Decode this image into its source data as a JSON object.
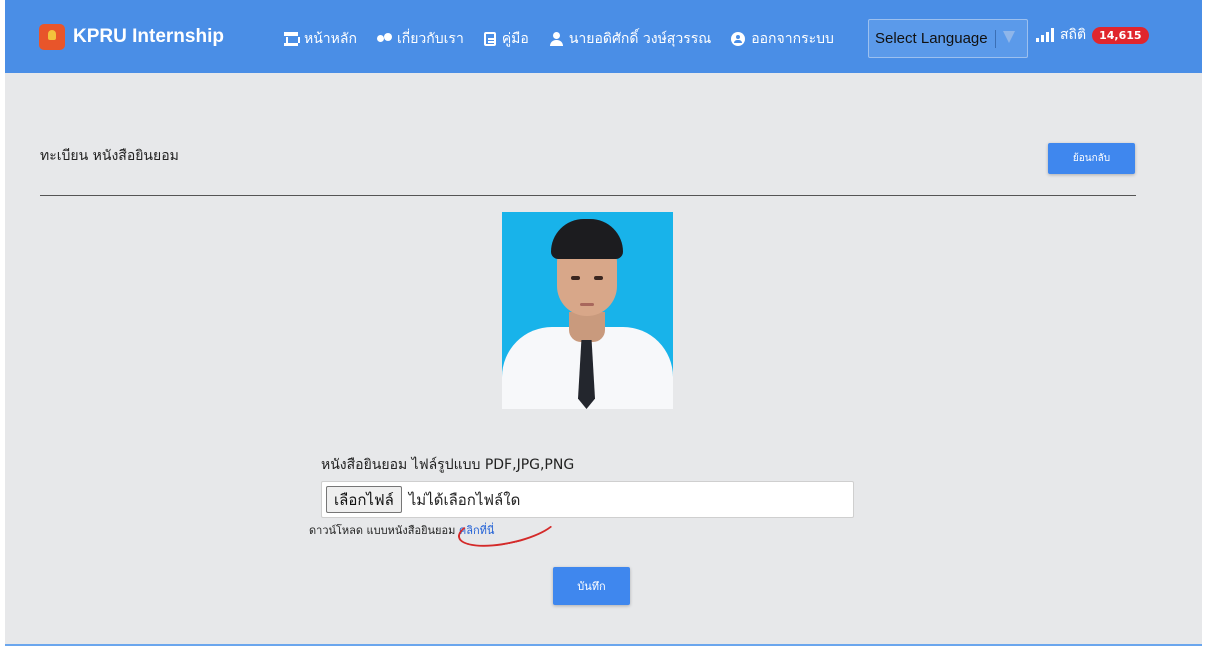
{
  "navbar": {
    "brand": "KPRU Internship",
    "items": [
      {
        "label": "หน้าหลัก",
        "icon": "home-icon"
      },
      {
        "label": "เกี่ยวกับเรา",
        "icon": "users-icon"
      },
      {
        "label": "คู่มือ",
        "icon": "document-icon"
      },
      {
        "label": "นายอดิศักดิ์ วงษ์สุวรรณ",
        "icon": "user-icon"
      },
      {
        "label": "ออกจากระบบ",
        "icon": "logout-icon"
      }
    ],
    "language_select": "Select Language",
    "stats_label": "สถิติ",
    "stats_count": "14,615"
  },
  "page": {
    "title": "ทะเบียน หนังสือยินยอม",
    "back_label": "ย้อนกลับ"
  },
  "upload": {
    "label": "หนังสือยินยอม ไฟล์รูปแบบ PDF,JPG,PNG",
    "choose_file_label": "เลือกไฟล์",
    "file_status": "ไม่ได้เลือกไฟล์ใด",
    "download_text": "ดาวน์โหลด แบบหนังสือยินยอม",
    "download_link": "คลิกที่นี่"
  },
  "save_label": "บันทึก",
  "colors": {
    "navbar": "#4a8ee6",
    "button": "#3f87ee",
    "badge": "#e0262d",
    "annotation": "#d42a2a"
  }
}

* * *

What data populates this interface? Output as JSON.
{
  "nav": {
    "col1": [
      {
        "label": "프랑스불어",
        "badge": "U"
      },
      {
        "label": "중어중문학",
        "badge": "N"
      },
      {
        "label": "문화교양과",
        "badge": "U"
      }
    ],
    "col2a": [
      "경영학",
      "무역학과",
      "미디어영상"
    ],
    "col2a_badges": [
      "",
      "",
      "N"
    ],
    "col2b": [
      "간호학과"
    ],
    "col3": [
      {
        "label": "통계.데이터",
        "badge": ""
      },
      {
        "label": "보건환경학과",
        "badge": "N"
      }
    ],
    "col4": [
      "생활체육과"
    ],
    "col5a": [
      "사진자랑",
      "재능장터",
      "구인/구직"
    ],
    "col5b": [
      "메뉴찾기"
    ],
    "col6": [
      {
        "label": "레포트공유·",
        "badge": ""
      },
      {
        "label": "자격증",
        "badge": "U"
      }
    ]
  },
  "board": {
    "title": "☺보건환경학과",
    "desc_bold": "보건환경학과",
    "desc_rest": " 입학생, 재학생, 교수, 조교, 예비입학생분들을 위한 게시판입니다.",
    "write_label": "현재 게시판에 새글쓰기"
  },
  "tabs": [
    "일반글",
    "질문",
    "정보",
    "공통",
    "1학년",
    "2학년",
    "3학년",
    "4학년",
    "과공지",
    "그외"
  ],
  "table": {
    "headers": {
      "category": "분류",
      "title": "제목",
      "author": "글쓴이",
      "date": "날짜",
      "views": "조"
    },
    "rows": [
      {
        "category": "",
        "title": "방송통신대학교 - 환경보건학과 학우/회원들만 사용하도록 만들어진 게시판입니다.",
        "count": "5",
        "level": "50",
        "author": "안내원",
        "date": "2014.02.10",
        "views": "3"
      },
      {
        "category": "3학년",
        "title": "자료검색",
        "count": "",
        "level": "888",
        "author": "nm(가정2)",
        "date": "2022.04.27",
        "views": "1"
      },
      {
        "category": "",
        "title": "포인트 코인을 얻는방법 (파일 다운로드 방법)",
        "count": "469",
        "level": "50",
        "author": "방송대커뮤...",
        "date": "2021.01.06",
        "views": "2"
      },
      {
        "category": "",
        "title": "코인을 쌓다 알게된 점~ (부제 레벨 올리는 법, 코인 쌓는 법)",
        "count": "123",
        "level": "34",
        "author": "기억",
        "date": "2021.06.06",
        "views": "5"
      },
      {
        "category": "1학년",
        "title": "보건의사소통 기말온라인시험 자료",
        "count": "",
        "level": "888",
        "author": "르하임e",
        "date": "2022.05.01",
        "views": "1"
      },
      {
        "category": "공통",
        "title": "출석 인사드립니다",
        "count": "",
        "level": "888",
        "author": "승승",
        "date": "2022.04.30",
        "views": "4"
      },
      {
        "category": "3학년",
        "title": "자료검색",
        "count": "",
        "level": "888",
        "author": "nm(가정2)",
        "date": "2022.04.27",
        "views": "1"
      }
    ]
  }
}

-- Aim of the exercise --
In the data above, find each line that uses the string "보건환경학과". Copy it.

-- Answer space --
        "label": "보건환경학과",
    "title": "☺보건환경학과",
    "desc_bold": "보건환경학과",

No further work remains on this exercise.